Course Description: The objective of this graduate course is to provide the students advance knowledge of the electronic materials used in a variety of applications with special emphasis on microelectronic and optoelectronic devices. We will start from the atomic theory of matter and learn about material structures. The course will provide the fundamental understanding of metals, dielectrics, and semiconductors. We will explain the optical and magnetic properties of the materials, superconductivity phenomenon, and conducting polymers.

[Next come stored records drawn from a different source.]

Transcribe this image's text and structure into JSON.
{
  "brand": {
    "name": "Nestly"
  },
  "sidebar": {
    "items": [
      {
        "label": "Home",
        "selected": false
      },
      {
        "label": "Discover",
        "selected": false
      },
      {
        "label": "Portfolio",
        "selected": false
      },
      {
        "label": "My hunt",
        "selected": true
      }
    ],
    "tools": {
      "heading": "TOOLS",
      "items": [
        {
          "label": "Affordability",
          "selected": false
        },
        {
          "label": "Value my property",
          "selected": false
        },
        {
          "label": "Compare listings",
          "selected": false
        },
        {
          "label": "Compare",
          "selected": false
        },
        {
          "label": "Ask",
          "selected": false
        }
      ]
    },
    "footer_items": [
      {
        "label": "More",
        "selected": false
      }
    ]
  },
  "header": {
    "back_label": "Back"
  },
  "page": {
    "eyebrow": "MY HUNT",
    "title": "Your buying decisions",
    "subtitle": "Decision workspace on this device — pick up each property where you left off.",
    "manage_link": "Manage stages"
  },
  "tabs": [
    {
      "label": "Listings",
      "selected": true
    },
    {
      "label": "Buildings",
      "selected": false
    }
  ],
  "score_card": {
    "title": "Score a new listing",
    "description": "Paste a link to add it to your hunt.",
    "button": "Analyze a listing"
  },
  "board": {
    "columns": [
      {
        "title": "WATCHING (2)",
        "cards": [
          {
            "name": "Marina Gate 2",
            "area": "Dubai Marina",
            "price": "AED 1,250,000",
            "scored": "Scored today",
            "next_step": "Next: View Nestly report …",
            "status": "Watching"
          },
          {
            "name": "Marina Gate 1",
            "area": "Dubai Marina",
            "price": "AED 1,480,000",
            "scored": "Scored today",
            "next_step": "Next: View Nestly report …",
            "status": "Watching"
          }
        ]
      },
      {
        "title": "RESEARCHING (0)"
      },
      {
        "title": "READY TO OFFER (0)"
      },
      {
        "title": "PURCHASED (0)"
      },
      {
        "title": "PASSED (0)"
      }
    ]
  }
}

In this course we will discuss the possible applications of electronic materials.
Textbook: L. Solymar and D. Walsh, Electrical Properties of Materials, 6 ed., Oxford University Press, New York, 1998.
Topics to be covered:
1. Structures of Solids:
· Atomic theory: Electronic structures of atoms
Atomic interaction and molecule (solid) formation
· Material structures: Bonding in solids
Crystal structures
Amorphous, polycrystalline, and single crystalline materials
Defects in crystals (point, line, and planar)
2. Electronic Structures of Solids:
· Energy bands: The exclusion principle
The free electron model
Insulators, semiconductors, and conductors
Work functions and electron affinity
Effective mass and mobility
Direct and indirect bandgaps
3. Metals:
· Conductivity in metals
· Applications of metals in microelectronics and optoelectronics (interconnects, contacts, and silicides)
4. Semiconductors:
· Carrier distribution in intrinsic and extrinsic semiconductors
· Conductivity in semiconductors
· Material issues in device downscaling
· Heterostructures and their band diagrams
5. Dielectrics:
· Dielectric constant and polarization
· Dielectric materials (glasses, ceramics, and polymers)
· Applications of dielectrics in microelectronics and optoelectronics (gate dielectric, diffusion barrier, passivation)
6. Optical Properties of Solids:
· Refraction and reflection
· Adsorption, transmission, and color
· Luminescence
7. Lasers and other optoelectronic devices
8. Magnetic materials
9. Superconductivity
10. Conducting and semiconducting polymer materials
The students in this class should use the course material, syllabus, homework and exam solutions, discussion boards, announcements, grades, etc. at Moodle (http://moodle.latech.edu/).
"Mathematics is the only true universal language," Carl Sagan
”Science is a way of trying not to fool yourself.” R. Feynman
Partially updated: June 2012.